Pressure Builds on Nifong as Full DA Term Begins

Posted January 1, 2007 4:16 p.m. EST
Updated January 2, 2007 8:25 a.m. EST

— Mike Nifong was sworn in Tuesday for a four-year term as Durham's district attorney. The intense scrutiny he has received from the Duke University lacrosse case leave some wondering whether he will be able to finish the term.

When Gov. Mike Easley appointed Nifong district attorney in 2005 to replace Superior Court Judge Jim Hardin, Easley noted Nifong's solid commitment to the office and to the people of Durham. However, nearly two years later—in the midst of one of the most high-profile cases in Durham history—many question Nifong's judgment and his integrity.

"He's probably under more pressure now than ever before," North Carolina Central University law professor Irving Joyner said. "You have three of the best defense attorneys in the state shooting after him, and you have the state bar that's filed a complaint about his conduct."

An N.C. Central student told police she was beaten and raped by three Duke lacrosse players while performing as a stripper at a March 13 team party. Juniors Reade Seligmann and Collin Finnerty and 2006 graduate David Evans face kidnapping and sexual offense charges.

All three players have denied any wrongdoing, and defense attorneys have repeatedly hammered the prosecution's case, calling into question the accuser's identification of the players and the lack of DNA evidence of an assault.

Nifong last month dismissed rape charges against the three players, saying the woman's uncertainty about the alleged attack meant he couldn't prove meet the state standard to prove rape.

Last week, the State Bar filed a complaint against Nifong, saying his statements to the media early in the investigation constituted fraud, deceit or dishonesty.

In recent years, the State Bar itself has been criticized for handing out what many equate to slaps on the wrists for prosecutorial misconduct. Because of that, some believe the group could use Nifong as an example and disbar him.

They question whether Nifong will still be DA when his four-year term is up.

Joyner said he doesn't see it that way.

"The State Bar is not the place you make an example of someone. The State Bar is there to protect the public and protect the profession and the protect the professionals within the bar," he said, adding that he would be surprised if the group moves for disbarment.

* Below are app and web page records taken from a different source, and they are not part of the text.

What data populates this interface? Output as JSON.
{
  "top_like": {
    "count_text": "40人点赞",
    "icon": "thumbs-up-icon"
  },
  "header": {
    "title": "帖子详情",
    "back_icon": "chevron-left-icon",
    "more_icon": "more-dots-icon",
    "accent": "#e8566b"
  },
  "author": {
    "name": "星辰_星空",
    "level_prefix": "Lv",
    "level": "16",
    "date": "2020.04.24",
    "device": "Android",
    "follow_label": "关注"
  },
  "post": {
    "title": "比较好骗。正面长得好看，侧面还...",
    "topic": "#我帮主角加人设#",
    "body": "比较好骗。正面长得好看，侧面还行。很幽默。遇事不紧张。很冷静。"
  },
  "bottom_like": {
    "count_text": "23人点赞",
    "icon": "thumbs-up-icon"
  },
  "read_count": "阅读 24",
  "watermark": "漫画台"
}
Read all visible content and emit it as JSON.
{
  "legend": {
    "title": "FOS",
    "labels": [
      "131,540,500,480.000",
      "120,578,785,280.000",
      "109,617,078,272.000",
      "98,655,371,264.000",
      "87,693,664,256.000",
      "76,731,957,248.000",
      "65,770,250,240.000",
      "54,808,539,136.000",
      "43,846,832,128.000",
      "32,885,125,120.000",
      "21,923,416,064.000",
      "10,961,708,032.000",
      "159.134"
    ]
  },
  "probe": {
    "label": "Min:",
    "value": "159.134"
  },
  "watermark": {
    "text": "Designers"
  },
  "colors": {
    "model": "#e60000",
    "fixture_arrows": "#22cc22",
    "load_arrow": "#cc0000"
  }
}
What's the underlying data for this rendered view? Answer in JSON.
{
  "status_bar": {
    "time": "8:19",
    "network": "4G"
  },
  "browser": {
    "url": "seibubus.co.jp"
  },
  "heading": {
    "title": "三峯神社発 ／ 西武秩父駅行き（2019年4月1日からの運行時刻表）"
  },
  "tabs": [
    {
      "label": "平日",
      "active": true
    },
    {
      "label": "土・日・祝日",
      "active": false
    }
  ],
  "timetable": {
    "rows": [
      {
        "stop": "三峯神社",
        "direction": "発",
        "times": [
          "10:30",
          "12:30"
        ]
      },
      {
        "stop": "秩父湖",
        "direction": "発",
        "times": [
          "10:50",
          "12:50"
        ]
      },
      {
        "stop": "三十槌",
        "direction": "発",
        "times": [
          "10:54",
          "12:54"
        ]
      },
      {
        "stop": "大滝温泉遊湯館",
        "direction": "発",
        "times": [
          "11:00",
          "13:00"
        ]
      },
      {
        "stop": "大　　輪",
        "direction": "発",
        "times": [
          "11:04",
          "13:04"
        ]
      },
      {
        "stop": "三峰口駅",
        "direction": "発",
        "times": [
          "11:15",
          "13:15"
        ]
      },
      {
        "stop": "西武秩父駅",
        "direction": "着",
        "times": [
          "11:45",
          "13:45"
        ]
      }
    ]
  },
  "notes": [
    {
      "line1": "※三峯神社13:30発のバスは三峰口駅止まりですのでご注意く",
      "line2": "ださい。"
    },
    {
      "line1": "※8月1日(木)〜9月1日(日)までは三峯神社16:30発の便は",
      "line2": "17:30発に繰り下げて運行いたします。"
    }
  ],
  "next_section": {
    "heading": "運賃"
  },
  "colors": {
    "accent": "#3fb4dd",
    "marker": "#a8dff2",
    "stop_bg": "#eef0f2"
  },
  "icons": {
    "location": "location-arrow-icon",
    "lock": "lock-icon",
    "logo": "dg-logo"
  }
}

Joyner said he doesn't see the lacrosse case as one that will ultimately define Nifong's career. Once the Duke case is dealt with, he said, Nifong will be judged on how he handles the everyday duties of his office.